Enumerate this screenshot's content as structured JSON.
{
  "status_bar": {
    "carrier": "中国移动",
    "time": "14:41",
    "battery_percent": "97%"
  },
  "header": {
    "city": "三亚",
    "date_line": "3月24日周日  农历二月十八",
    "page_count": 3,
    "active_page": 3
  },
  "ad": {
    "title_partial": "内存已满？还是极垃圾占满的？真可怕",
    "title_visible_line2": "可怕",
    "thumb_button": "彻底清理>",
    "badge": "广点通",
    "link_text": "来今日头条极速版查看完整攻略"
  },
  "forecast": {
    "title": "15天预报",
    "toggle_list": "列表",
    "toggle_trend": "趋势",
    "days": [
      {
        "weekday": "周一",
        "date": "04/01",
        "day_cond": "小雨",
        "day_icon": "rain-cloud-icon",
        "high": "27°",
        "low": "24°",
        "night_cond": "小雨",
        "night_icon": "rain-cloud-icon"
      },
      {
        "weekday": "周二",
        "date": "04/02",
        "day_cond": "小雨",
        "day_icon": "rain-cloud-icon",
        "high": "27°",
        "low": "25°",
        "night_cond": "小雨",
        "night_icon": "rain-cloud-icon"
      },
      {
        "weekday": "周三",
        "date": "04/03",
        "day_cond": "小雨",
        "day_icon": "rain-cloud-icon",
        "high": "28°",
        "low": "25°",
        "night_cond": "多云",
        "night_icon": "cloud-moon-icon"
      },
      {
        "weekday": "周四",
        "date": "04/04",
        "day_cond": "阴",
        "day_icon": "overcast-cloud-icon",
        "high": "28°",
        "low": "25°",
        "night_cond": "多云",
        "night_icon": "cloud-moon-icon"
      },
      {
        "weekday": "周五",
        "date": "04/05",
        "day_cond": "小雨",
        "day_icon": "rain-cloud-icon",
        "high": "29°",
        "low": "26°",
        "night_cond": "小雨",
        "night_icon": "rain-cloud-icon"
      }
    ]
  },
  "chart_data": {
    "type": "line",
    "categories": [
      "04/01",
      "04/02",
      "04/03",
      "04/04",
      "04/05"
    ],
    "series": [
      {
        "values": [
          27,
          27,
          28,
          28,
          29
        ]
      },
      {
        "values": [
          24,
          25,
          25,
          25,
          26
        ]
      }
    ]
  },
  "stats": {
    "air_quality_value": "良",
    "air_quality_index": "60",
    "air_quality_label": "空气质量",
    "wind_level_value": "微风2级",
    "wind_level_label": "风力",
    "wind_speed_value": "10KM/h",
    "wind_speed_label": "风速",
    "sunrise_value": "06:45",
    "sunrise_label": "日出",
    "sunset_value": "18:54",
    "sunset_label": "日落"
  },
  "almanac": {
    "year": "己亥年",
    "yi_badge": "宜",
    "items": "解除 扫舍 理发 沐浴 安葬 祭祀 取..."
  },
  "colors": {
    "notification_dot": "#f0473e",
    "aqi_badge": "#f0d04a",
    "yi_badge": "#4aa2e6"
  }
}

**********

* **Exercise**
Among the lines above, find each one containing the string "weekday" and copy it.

* **Written solution**
        "weekday": "周一",
        "weekday": "周二",
        "weekday": "周三",
        "weekday": "周四",
        "weekday": "周五",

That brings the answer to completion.